"Oh, those are the ones for you!" she exclaimed, smiling. "They're one of our newest pairs."
"Oh, I don't know," Sister Bernadette heard herself say, her accent coming in strong. "Novelty has its charms. But of course, I'll have to try on a few more before a decision can be rendered."
Forcing her unwilling fingers to place the clear and gold frames back on their peg, she took up the squarish black ones. 524, they were labeled. She put them on, and almost laughed. Even as a nun, she wasn't sure she could bear em style="mso-bidi-font-style: normal;"that/em much of a daily reminder of humility. Black certainly wasn't her color! She stole a furtive glance at the secretary, who was now pretending not to be watching. The brown ones then, perhaps? The view in the mirror was still dismal. Regretfully, she lifted another rounded pair out of the case, but she put it back before she could bring herself to try it on. Almost magnetically, her hands took up the first pair again and turned it over and over.
"If you ask me," the secretary said (she hadn't), "the upsweep is definitely the one for you." The girl's sales technique was not lacking. "And they're quite functional, too – give a wider range in the periphery."
Did they? Sister Bernadette wasn't sure she cared. She took one fuzzy glance at her own glasses, lying on the edge of the display case. Then she settled the upswept pair firmly into place on her nose. There was a sharpness to them – a teacher-y air. She could see herself leading Mothercraft classes quite authoritatively in these. But their lightness also made them soft, approachable.
Oh, stop it, Sister! You're being ridiculous, she admonished herself.
But something inside her refused to stop swirling and singing. She felt as she had that night at the hallway mirror – tentative and daring, heady, light. But also, somehow less sad than she had felt then.
She knew why, too. This, at least, was an attainable vision.
"I'll take them," she said firmly to her own reflection, without moving to take them off.
"You won't regret it. I'll draw up the bill of sale, sister, and send off for your new prescription. I should imagine we can have them ready by Friday."
"So soon?" And here she had been stealing herself for a month or more to wait!
She did hope the nurses wouldn't think her extravagant. As for her sisters – well, presumably they would just be glad that she could see properly again. One must keep up with the latest innovations in health, after all. Her role practically demanded it.
Standing in front of an optician's mirror, Sister Bernadette surprised both herself and Shelagh Mannion by smiling at the effect of glasses frames upon her face.
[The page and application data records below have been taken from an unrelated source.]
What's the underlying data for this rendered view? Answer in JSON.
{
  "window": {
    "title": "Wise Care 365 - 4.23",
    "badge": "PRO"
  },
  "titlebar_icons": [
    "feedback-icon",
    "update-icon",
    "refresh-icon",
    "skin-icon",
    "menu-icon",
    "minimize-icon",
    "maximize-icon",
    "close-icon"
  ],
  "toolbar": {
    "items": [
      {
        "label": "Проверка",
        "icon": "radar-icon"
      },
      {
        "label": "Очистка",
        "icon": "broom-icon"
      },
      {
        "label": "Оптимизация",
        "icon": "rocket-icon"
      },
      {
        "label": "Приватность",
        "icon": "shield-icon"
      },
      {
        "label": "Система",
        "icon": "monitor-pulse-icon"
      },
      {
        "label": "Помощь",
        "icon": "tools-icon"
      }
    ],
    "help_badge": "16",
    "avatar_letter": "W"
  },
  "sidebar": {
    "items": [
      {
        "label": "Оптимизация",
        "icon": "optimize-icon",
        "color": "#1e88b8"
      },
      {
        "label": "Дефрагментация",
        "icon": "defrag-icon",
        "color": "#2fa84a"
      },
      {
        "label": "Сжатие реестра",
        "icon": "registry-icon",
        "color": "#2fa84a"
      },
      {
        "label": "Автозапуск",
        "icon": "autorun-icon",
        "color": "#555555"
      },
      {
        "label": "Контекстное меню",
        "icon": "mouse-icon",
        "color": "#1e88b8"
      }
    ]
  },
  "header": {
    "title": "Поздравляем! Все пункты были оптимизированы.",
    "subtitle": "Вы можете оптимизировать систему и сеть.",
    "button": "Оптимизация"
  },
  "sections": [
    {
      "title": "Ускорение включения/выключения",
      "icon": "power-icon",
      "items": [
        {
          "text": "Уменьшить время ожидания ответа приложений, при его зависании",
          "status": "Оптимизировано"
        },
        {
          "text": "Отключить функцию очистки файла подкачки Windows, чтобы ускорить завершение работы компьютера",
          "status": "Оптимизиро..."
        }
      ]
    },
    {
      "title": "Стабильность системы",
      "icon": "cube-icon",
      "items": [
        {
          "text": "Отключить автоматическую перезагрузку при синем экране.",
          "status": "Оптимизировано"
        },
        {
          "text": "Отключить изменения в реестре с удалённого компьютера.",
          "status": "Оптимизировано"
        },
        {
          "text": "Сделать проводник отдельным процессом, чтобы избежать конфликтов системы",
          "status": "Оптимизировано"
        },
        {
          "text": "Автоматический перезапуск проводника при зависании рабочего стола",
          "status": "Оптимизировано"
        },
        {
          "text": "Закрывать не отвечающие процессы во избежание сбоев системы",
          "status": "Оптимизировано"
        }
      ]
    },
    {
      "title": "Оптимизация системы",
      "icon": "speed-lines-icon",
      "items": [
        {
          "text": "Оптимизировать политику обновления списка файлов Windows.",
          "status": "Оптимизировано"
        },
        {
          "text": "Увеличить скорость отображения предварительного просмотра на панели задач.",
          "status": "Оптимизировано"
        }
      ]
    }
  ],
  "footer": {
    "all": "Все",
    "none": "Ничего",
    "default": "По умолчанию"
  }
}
It was a new era for everyone, this truly post-war world. Hope was around every corner. Joy hid in the smallest of places. Even in translucent things made of metal and acetate.
Regarding glasses styles, I'm taking Heidi Thomas' word for it that the upswept style was available on the NHS in 1958. The NHS 524, the "squarish" ones I mention, was the most popular real style, and can be found in vintage versions or modern recreations today. I also located a picture showing the entire 1949 NHS specs range, which clearly includes Sister B's round frames in the middle row, thus leading me to conjecture that that was the year she got them. Wait times that year could be up to 18 months long, due to the incredibly high demand on the service, and often a prescription could be out-of-date before it arrived to its wearer. The subsidized price of £1 per pair was accurate for certain styles, as far as I can verify, though it may have ended before 1958. This has been a surprisingly fun research jaunt.